Salt Lake CityPrecise, accurate imagingthink mammography, CT and MRI scansis important to cancer screening, treatment, and follow-up care. Now, even more advanced technology is emerging, and with it, the need for imaging specialists with the expertise to use them.
Huntsman Cancer Institute (HCI) at the University of Utah has demonstrated particular excellence in the field, as demonstrated by the National Cancer Institute (NCI) naming HCI a Center for Quantitative Imaging Excellence (CQIE). This designation is only available to NCI-). Designated Cancer Centers; HCI is the only NCI-Designated Cancer Center in the five-state Intermountain West.
Quantitative imaging involves imaging at the molecular and cellular level with positron emission tomography (PET), using volumetric computed tomography (vCT), volumetric magnetic resonance imaging (vMRI), and dynamic contrast-enhanced magnetic resonance imaging (DCE-MRI).
According to NCI, the CQIE program was necessary to establish standard operating procedures and guidelines for the new technology that would be uniform across the entire NCI network of cancer centers. Once a center has earned CQIE certification, it is deemed "trial ready," and capable of conducting NCI-sponsored clinical trials that use advanced quantitative imaging. Before, there were significant delays in the time required to open a clinical trial when the advanced imaging technology was needed.
"As Huntsman Cancer Institute works to provide new approaches to individualized cancer diagnosis and therapy through clinical trials, the ability to provide our patients with cutting edge technology and highly trained specialists is becoming more and more important," says Mary Beckerle, HCI's CEO and director. "The attainment of this credential is essential to our continued progress toward the goal of personalized cancer care."

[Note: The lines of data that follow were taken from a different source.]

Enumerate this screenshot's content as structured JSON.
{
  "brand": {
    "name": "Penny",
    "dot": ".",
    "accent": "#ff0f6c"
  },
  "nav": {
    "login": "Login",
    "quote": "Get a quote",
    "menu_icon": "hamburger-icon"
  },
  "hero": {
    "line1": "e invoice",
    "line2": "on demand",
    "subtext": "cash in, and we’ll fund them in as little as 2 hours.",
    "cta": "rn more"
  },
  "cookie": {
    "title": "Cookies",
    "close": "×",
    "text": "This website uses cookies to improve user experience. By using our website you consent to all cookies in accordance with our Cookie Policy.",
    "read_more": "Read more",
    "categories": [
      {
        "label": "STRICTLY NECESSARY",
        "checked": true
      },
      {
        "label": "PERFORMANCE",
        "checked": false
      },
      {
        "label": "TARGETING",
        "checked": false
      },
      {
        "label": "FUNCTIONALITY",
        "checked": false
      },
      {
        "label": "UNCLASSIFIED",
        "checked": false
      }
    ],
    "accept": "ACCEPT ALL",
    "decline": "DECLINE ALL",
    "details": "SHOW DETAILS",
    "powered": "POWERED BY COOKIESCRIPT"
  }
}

Beckerle credits John M. Hoffman, M.D., co-leader of HCI's Imaging, Diagnostics, and
|Contact: Linda Aagard|
University of Utah Health Sciences